**What to produce:** When you print the records below, keep every word exact and leave out the images.

Supplied material START

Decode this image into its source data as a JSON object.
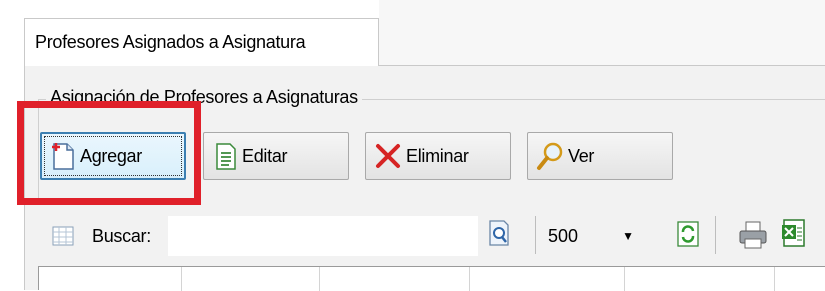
{
  "tab": {
    "label": "Profesores Asignados a Asignatura"
  },
  "group": {
    "title": "Asignación de Profesores a Asignaturas"
  },
  "buttons": {
    "add": {
      "label": "Agregar",
      "icon": "new-document-icon"
    },
    "edit": {
      "label": "Editar",
      "icon": "edit-document-icon"
    },
    "delete": {
      "label": "Eliminar",
      "icon": "red-x-icon"
    },
    "view": {
      "label": "Ver",
      "icon": "magnifier-icon"
    }
  },
  "search": {
    "label": "Buscar:",
    "value": ""
  },
  "page_size": {
    "value": "500"
  },
  "colors": {
    "highlight": "#e0202a",
    "focus": "#3c7fb1"
  }
}
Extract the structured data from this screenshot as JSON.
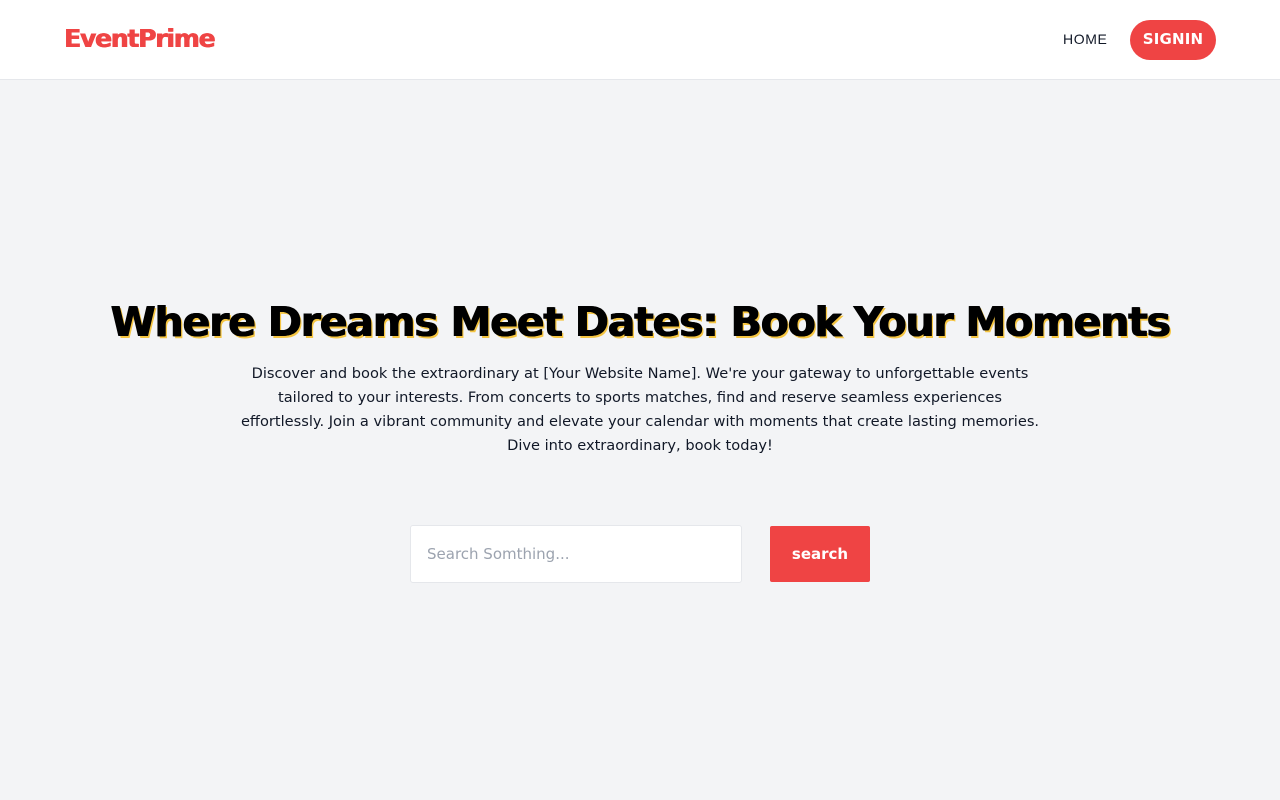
{
  "brand": {
    "name": "EventPrime",
    "accent_color": "#ef4444"
  },
  "nav": {
    "home_label": "HOME",
    "signin_label": "SIGNIN"
  },
  "hero": {
    "title": "Where Dreams Meet Dates: Book Your Moments",
    "description": "Discover and book the extraordinary at [Your Website Name]. We're your gateway to unforgettable events tailored to your interests. From concerts to sports matches, find and reserve seamless experiences effortlessly. Join a vibrant community and elevate your calendar with moments that create lasting memories. Dive into extraordinary, book today!"
  },
  "search": {
    "placeholder": "Search Somthing...",
    "value": "",
    "button_label": "search"
  }
}
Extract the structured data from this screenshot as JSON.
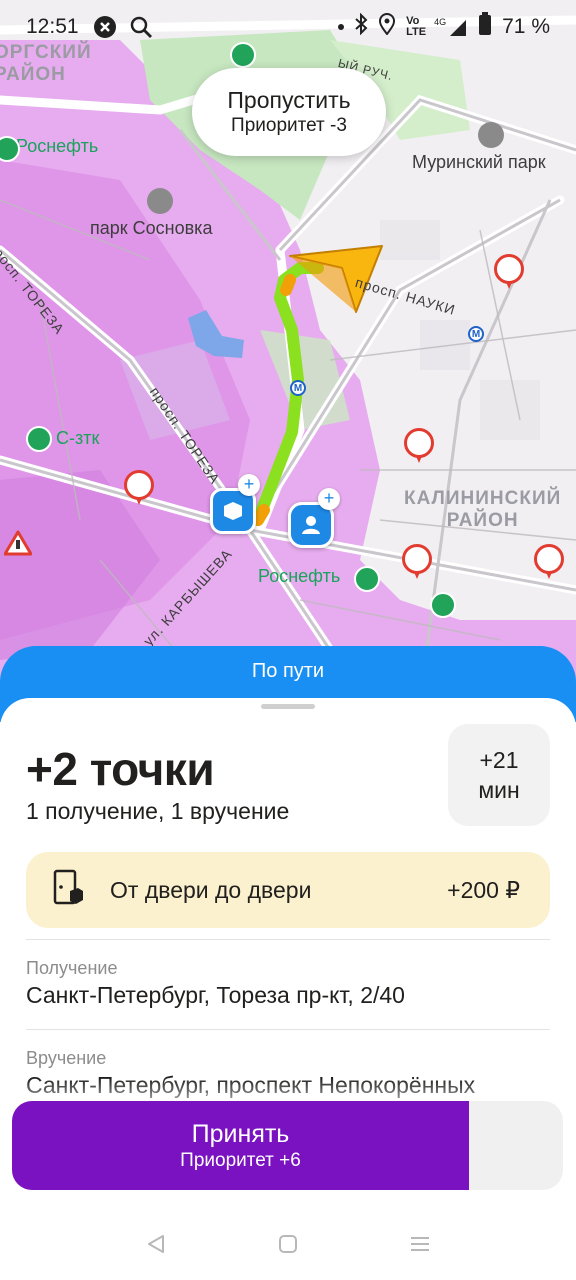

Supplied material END

**Response below:**
Decode this image into its source data as a JSON object.
{
  "tab": {
    "label": "Profesores Asignados a Asignatura"
  },
  "group": {
    "title": "Asignación de Profesores a Asignaturas"
  },
  "buttons": {
    "add": {
      "label": "Agregar",
      "icon": "new-document-icon"
    },
    "edit": {
      "label": "Editar",
      "icon": "edit-document-icon"
    },
    "delete": {
      "label": "Eliminar",
      "icon": "red-x-icon"
    },
    "view": {
      "label": "Ver",
      "icon": "magnifier-icon"
    }
  },
  "search": {
    "label": "Buscar:",
    "value": ""
  },
  "page_size": {
    "value": "500"
  },
  "colors": {
    "highlight": "#e0202a",
    "focus": "#3c7fb1"
  }
}
Extract the structured data from this screenshot as JSON.
{
  "brand": {
    "name": "EventPrime",
    "accent_color": "#ef4444"
  },
  "nav": {
    "home_label": "HOME",
    "signin_label": "SIGNIN"
  },
  "hero": {
    "title": "Where Dreams Meet Dates: Book Your Moments",
    "description": "Discover and book the extraordinary at [Your Website Name]. We're your gateway to unforgettable events tailored to your interests. From concerts to sports matches, find and reserve seamless experiences effortlessly. Join a vibrant community and elevate your calendar with moments that create lasting memories. Dive into extraordinary, book today!"
  },
  "search": {
    "placeholder": "Search Somthing...",
    "value": "",
    "button_label": "search"
  }
}
Extract the structured data from this screenshot as JSON.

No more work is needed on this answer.